(Data begins)
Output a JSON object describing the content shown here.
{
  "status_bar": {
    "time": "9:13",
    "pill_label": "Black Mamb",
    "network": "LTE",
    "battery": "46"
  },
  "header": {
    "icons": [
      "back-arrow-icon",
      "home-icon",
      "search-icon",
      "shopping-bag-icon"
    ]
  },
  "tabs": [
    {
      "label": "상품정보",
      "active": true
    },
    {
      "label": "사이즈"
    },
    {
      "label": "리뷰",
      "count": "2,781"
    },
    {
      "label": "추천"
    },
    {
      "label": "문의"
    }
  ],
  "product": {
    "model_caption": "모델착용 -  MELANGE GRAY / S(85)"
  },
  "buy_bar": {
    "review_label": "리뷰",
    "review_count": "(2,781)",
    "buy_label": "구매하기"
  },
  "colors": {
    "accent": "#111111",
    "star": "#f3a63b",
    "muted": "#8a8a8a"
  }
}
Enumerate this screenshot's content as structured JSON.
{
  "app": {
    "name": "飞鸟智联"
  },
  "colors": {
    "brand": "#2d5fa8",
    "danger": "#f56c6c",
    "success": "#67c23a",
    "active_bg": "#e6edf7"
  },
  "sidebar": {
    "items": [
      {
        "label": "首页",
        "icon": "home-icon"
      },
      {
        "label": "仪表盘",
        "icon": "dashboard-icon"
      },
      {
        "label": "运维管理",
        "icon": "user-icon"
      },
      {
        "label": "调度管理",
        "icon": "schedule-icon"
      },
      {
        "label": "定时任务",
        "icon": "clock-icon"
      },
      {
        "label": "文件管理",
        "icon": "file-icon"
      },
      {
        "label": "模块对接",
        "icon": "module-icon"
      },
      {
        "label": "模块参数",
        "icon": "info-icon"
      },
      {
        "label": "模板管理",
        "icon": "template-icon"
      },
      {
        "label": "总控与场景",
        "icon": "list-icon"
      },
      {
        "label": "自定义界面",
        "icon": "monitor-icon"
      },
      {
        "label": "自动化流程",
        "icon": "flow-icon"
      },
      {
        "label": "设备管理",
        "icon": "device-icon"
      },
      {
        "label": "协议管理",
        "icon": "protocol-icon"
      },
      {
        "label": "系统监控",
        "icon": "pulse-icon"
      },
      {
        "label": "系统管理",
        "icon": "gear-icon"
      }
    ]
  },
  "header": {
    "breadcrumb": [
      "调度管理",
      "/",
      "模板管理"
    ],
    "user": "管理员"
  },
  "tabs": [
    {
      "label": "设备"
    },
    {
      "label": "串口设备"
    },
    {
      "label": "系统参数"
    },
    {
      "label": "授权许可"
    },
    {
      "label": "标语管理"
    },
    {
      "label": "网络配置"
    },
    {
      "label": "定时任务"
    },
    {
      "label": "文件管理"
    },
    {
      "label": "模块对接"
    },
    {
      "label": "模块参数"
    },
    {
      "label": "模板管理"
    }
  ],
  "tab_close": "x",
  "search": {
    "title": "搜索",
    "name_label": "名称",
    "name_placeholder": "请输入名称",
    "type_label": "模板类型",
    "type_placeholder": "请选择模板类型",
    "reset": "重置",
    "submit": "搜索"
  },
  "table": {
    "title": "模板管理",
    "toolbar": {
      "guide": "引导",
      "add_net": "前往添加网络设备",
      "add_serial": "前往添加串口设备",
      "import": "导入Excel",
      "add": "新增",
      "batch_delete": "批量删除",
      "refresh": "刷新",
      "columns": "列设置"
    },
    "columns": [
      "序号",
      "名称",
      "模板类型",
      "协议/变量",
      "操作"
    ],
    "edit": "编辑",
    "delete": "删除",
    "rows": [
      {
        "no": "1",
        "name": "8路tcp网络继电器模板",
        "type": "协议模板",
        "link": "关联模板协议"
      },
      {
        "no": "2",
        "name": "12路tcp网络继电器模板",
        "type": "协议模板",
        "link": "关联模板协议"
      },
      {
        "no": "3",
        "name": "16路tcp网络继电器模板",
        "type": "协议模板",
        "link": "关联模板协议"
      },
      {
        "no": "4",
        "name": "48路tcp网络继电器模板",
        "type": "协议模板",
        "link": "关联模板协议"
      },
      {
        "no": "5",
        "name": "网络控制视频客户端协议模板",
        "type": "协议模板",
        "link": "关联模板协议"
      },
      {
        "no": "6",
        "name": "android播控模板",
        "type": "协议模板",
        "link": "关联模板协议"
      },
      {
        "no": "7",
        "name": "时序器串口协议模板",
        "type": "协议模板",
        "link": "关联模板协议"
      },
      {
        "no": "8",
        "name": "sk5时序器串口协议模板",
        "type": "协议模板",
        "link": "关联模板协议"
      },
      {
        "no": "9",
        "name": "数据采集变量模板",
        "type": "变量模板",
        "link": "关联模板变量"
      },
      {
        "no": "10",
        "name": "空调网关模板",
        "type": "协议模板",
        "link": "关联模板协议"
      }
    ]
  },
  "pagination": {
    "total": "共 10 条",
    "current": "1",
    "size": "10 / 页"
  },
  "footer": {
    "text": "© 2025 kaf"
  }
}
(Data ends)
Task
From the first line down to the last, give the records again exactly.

Task result
Output a JSON object describing the content shown here.
{
  "status_bar": {
    "time": "9:13",
    "pill_label": "Black Mamb",
    "network": "LTE",
    "battery": "46"
  },
  "header": {
    "icons": [
      "back-arrow-icon",
      "home-icon",
      "search-icon",
      "shopping-bag-icon"
    ]
  },
  "tabs": [
    {
      "label": "상품정보",
      "active": true
    },
    {
      "label": "사이즈"
    },
    {
      "label": "리뷰",
      "count": "2,781"
    },
    {
      "label": "추천"
    },
    {
      "label": "문의"
    }
  ],
  "product": {
    "model_caption": "모델착용 -  MELANGE GRAY / S(85)"
  },
  "buy_bar": {
    "review_label": "리뷰",
    "review_count": "(2,781)",
    "buy_label": "구매하기"
  },
  "colors": {
    "accent": "#111111",
    "star": "#f3a63b",
    "muted": "#8a8a8a"
  }
}
Enumerate this screenshot's content as structured JSON.
{
  "app": {
    "name": "飞鸟智联"
  },
  "colors": {
    "brand": "#2d5fa8",
    "danger": "#f56c6c",
    "success": "#67c23a",
    "active_bg": "#e6edf7"
  },
  "sidebar": {
    "items": [
      {
        "label": "首页",
        "icon": "home-icon"
      },
      {
        "label": "仪表盘",
        "icon": "dashboard-icon"
      },
      {
        "label": "运维管理",
        "icon": "user-icon"
      },
      {
        "label": "调度管理",
        "icon": "schedule-icon"
      },
      {
        "label": "定时任务",
        "icon": "clock-icon"
      },
      {
        "label": "文件管理",
        "icon": "file-icon"
      },
      {
        "label": "模块对接",
        "icon": "module-icon"
      },
      {
        "label": "模块参数",
        "icon": "info-icon"
      },
      {
        "label": "模板管理",
        "icon": "template-icon"
      },
      {
        "label": "总控与场景",
        "icon": "list-icon"
      },
      {
        "label": "自定义界面",
        "icon": "monitor-icon"
      },
      {
        "label": "自动化流程",
        "icon": "flow-icon"
      },
      {
        "label": "设备管理",
        "icon": "device-icon"
      },
      {
        "label": "协议管理",
        "icon": "protocol-icon"
      },
      {
        "label": "系统监控",
        "icon": "pulse-icon"
      },
      {
        "label": "系统管理",
        "icon": "gear-icon"
      }
    ]
  },
  "header": {
    "breadcrumb": [
      "调度管理",
      "/",
      "模板管理"
    ],
    "user": "管理员"
  },
  "tabs": [
    {
      "label": "设备"
    },
    {
      "label": "串口设备"
    },
    {
      "label": "系统参数"
    },
    {
      "label": "授权许可"
    },
    {
      "label": "标语管理"
    },
    {
      "label": "网络配置"
    },
    {
      "label": "定时任务"
    },
    {
      "label": "文件管理"
    },
    {
      "label": "模块对接"
    },
    {
      "label": "模块参数"
    },
    {
      "label": "模板管理"
    }
  ],
  "tab_close": "x",
  "search": {
    "title": "搜索",
    "name_label": "名称",
    "name_placeholder": "请输入名称",
    "type_label": "模板类型",
    "type_placeholder": "请选择模板类型",
    "reset": "重置",
    "submit": "搜索"
  },
  "table": {
    "title": "模板管理",
    "toolbar": {
      "guide": "引导",
      "add_net": "前往添加网络设备",
      "add_serial": "前往添加串口设备",
      "import": "导入Excel",
      "add": "新增",
      "batch_delete": "批量删除",
      "refresh": "刷新",
      "columns": "列设置"
    },
    "columns": [
      "序号",
      "名称",
      "模板类型",
      "协议/变量",
      "操作"
    ],
    "edit": "编辑",
    "delete": "删除",
    "rows": [
      {
        "no": "1",
        "name": "8路tcp网络继电器模板",
        "type": "协议模板",
        "link": "关联模板协议"
      },
      {
        "no": "2",
        "name": "12路tcp网络继电器模板",
        "type": "协议模板",
        "link": "关联模板协议"
      },
      {
        "no": "3",
        "name": "16路tcp网络继电器模板",
        "type": "协议模板",
        "link": "关联模板协议"
      },
      {
        "no": "4",
        "name": "48路tcp网络继电器模板",
        "type": "协议模板",
        "link": "关联模板协议"
      },
      {
        "no": "5",
        "name": "网络控制视频客户端协议模板",
        "type": "协议模板",
        "link": "关联模板协议"
      },
      {
        "no": "6",
        "name": "android播控模板",
        "type": "协议模板",
        "link": "关联模板协议"
      },
      {
        "no": "7",
        "name": "时序器串口协议模板",
        "type": "协议模板",
        "link": "关联模板协议"
      },
      {
        "no": "8",
        "name": "sk5时序器串口协议模板",
        "type": "协议模板",
        "link": "关联模板协议"
      },
      {
        "no": "9",
        "name": "数据采集变量模板",
        "type": "变量模板",
        "link": "关联模板变量"
      },
      {
        "no": "10",
        "name": "空调网关模板",
        "type": "协议模板",
        "link": "关联模板协议"
      }
    ]
  },
  "pagination": {
    "total": "共 10 条",
    "current": "1",
    "size": "10 / 页"
  },
  "footer": {
    "text": "© 2025 kaf"
  }
}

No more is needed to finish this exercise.